▶ _WHAT IS NEEDED_
Start to finish, copy the data exactly.

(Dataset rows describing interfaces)

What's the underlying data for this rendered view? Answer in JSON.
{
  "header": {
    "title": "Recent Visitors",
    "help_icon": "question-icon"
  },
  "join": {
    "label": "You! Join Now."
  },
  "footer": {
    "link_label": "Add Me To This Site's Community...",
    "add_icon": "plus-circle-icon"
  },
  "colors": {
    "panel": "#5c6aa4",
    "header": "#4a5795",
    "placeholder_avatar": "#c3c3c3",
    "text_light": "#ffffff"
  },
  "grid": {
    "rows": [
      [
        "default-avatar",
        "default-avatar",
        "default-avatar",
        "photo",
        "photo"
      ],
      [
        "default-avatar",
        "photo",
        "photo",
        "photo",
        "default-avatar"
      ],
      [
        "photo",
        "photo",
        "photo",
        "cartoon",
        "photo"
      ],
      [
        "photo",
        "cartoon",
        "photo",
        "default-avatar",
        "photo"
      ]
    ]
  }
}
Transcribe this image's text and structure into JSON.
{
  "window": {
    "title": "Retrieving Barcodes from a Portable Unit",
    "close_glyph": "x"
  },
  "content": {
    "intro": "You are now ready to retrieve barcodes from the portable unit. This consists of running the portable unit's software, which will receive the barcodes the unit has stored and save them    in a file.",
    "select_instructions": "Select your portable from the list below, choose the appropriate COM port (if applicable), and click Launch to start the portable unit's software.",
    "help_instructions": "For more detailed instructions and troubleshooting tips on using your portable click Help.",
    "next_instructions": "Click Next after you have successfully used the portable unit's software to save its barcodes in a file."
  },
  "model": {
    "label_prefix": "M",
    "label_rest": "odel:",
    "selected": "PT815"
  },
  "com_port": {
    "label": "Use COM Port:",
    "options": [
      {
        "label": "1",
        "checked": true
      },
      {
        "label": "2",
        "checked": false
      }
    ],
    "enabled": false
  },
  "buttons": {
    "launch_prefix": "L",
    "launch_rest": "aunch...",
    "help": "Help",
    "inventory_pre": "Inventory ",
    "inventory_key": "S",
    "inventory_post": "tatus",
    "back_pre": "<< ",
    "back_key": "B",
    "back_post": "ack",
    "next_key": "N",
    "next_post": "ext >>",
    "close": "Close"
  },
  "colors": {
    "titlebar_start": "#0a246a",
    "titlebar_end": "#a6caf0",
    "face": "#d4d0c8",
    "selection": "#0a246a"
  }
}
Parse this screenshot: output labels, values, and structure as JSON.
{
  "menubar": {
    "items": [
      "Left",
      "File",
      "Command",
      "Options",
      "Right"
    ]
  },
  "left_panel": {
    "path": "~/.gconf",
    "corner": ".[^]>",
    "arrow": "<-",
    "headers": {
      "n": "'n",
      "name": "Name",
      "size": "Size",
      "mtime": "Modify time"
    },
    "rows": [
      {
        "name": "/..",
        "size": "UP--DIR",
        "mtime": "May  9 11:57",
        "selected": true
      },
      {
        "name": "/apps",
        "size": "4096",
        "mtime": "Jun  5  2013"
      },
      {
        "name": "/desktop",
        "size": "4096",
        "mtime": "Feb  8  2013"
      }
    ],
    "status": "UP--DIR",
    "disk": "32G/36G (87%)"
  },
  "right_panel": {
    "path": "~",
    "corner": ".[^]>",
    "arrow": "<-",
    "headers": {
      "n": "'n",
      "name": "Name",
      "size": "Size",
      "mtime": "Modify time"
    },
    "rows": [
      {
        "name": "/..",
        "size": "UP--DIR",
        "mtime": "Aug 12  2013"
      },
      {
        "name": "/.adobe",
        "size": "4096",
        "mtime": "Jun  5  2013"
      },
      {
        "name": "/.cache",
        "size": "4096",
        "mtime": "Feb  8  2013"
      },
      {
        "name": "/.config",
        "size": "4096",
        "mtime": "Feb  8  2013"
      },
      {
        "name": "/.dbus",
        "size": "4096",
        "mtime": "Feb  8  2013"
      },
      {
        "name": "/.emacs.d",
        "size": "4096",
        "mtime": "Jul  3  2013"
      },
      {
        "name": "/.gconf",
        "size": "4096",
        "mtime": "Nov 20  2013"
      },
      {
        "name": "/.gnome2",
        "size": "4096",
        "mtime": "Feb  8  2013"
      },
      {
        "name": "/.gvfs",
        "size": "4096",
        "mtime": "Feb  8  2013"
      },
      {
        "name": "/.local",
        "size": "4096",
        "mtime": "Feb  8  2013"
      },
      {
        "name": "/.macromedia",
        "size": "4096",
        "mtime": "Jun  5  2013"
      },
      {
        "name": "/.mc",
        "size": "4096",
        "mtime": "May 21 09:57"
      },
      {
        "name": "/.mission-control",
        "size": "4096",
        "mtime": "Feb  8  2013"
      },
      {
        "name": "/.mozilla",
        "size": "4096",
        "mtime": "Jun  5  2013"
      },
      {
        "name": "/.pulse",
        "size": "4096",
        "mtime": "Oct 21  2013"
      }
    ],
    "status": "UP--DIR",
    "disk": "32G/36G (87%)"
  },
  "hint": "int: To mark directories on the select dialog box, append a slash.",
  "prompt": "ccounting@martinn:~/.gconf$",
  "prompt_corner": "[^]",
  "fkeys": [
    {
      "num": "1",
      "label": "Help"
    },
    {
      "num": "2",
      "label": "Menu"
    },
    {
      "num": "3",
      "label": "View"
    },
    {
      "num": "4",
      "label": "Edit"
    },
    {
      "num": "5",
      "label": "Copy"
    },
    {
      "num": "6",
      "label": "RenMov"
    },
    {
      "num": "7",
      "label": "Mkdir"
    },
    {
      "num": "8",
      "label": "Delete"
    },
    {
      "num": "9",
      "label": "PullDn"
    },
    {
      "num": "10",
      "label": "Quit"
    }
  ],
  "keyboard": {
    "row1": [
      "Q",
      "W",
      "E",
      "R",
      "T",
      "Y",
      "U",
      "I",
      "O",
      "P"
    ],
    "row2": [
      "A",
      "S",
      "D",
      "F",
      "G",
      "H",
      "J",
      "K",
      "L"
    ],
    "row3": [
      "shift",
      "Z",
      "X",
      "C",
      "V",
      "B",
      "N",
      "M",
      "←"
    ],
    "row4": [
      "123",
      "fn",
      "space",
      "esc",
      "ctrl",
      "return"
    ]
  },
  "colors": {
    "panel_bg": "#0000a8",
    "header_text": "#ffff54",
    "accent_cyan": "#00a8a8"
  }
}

▶ _WORKED SOLUTION_
What's the underlying data for this rendered view? Answer in JSON.
{
  "header": {
    "title": "Recent Visitors",
    "help_icon": "question-icon"
  },
  "join": {
    "label": "You! Join Now."
  },
  "footer": {
    "link_label": "Add Me To This Site's Community...",
    "add_icon": "plus-circle-icon"
  },
  "colors": {
    "panel": "#5c6aa4",
    "header": "#4a5795",
    "placeholder_avatar": "#c3c3c3",
    "text_light": "#ffffff"
  },
  "grid": {
    "rows": [
      [
        "default-avatar",
        "default-avatar",
        "default-avatar",
        "photo",
        "photo"
      ],
      [
        "default-avatar",
        "photo",
        "photo",
        "photo",
        "default-avatar"
      ],
      [
        "photo",
        "photo",
        "photo",
        "cartoon",
        "photo"
      ],
      [
        "photo",
        "cartoon",
        "photo",
        "default-avatar",
        "photo"
      ]
    ]
  }
}
Transcribe this image's text and structure into JSON.
{
  "window": {
    "title": "Retrieving Barcodes from a Portable Unit",
    "close_glyph": "x"
  },
  "content": {
    "intro": "You are now ready to retrieve barcodes from the portable unit. This consists of running the portable unit's software, which will receive the barcodes the unit has stored and save them    in a file.",
    "select_instructions": "Select your portable from the list below, choose the appropriate COM port (if applicable), and click Launch to start the portable unit's software.",
    "help_instructions": "For more detailed instructions and troubleshooting tips on using your portable click Help.",
    "next_instructions": "Click Next after you have successfully used the portable unit's software to save its barcodes in a file."
  },
  "model": {
    "label_prefix": "M",
    "label_rest": "odel:",
    "selected": "PT815"
  },
  "com_port": {
    "label": "Use COM Port:",
    "options": [
      {
        "label": "1",
        "checked": true
      },
      {
        "label": "2",
        "checked": false
      }
    ],
    "enabled": false
  },
  "buttons": {
    "launch_prefix": "L",
    "launch_rest": "aunch...",
    "help": "Help",
    "inventory_pre": "Inventory ",
    "inventory_key": "S",
    "inventory_post": "tatus",
    "back_pre": "<< ",
    "back_key": "B",
    "back_post": "ack",
    "next_key": "N",
    "next_post": "ext >>",
    "close": "Close"
  },
  "colors": {
    "titlebar_start": "#0a246a",
    "titlebar_end": "#a6caf0",
    "face": "#d4d0c8",
    "selection": "#0a246a"
  }
}
Parse this screenshot: output labels, values, and structure as JSON.
{
  "menubar": {
    "items": [
      "Left",
      "File",
      "Command",
      "Options",
      "Right"
    ]
  },
  "left_panel": {
    "path": "~/.gconf",
    "corner": ".[^]>",
    "arrow": "<-",
    "headers": {
      "n": "'n",
      "name": "Name",
      "size": "Size",
      "mtime": "Modify time"
    },
    "rows": [
      {
        "name": "/..",
        "size": "UP--DIR",
        "mtime": "May  9 11:57",
        "selected": true
      },
      {
        "name": "/apps",
        "size": "4096",
        "mtime": "Jun  5  2013"
      },
      {
        "name": "/desktop",
        "size": "4096",
        "mtime": "Feb  8  2013"
      }
    ],
    "status": "UP--DIR",
    "disk": "32G/36G (87%)"
  },
  "right_panel": {
    "path": "~",
    "corner": ".[^]>",
    "arrow": "<-",
    "headers": {
      "n": "'n",
      "name": "Name",
      "size": "Size",
      "mtime": "Modify time"
    },
    "rows": [
      {
        "name": "/..",
        "size": "UP--DIR",
        "mtime": "Aug 12  2013"
      },
      {
        "name": "/.adobe",
        "size": "4096",
        "mtime": "Jun  5  2013"
      },
      {
        "name": "/.cache",
        "size": "4096",
        "mtime": "Feb  8  2013"
      },
      {
        "name": "/.config",
        "size": "4096",
        "mtime": "Feb  8  2013"
      },
      {
        "name": "/.dbus",
        "size": "4096",
        "mtime": "Feb  8  2013"
      },
      {
        "name": "/.emacs.d",
        "size": "4096",
        "mtime": "Jul  3  2013"
      },
      {
        "name": "/.gconf",
        "size": "4096",
        "mtime": "Nov 20  2013"
      },
      {
        "name": "/.gnome2",
        "size": "4096",
        "mtime": "Feb  8  2013"
      },
      {
        "name": "/.gvfs",
        "size": "4096",
        "mtime": "Feb  8  2013"
      },
      {
        "name": "/.local",
        "size": "4096",
        "mtime": "Feb  8  2013"
      },
      {
        "name": "/.macromedia",
        "size": "4096",
        "mtime": "Jun  5  2013"
      },
      {
        "name": "/.mc",
        "size": "4096",
        "mtime": "May 21 09:57"
      },
      {
        "name": "/.mission-control",
        "size": "4096",
        "mtime": "Feb  8  2013"
      },
      {
        "name": "/.mozilla",
        "size": "4096",
        "mtime": "Jun  5  2013"
      },
      {
        "name": "/.pulse",
        "size": "4096",
        "mtime": "Oct 21  2013"
      }
    ],
    "status": "UP--DIR",
    "disk": "32G/36G (87%)"
  },
  "hint": "int: To mark directories on the select dialog box, append a slash.",
  "prompt": "ccounting@martinn:~/.gconf$",
  "prompt_corner": "[^]",
  "fkeys": [
    {
      "num": "1",
      "label": "Help"
    },
    {
      "num": "2",
      "label": "Menu"
    },
    {
      "num": "3",
      "label": "View"
    },
    {
      "num": "4",
      "label": "Edit"
    },
    {
      "num": "5",
      "label": "Copy"
    },
    {
      "num": "6",
      "label": "RenMov"
    },
    {
      "num": "7",
      "label": "Mkdir"
    },
    {
      "num": "8",
      "label": "Delete"
    },
    {
      "num": "9",
      "label": "PullDn"
    },
    {
      "num": "10",
      "label": "Quit"
    }
  ],
  "keyboard": {
    "row1": [
      "Q",
      "W",
      "E",
      "R",
      "T",
      "Y",
      "U",
      "I",
      "O",
      "P"
    ],
    "row2": [
      "A",
      "S",
      "D",
      "F",
      "G",
      "H",
      "J",
      "K",
      "L"
    ],
    "row3": [
      "shift",
      "Z",
      "X",
      "C",
      "V",
      "B",
      "N",
      "M",
      "←"
    ],
    "row4": [
      "123",
      "fn",
      "space",
      "esc",
      "ctrl",
      "return"
    ]
  },
  "colors": {
    "panel_bg": "#0000a8",
    "header_text": "#ffff54",
    "accent_cyan": "#00a8a8"
  }
}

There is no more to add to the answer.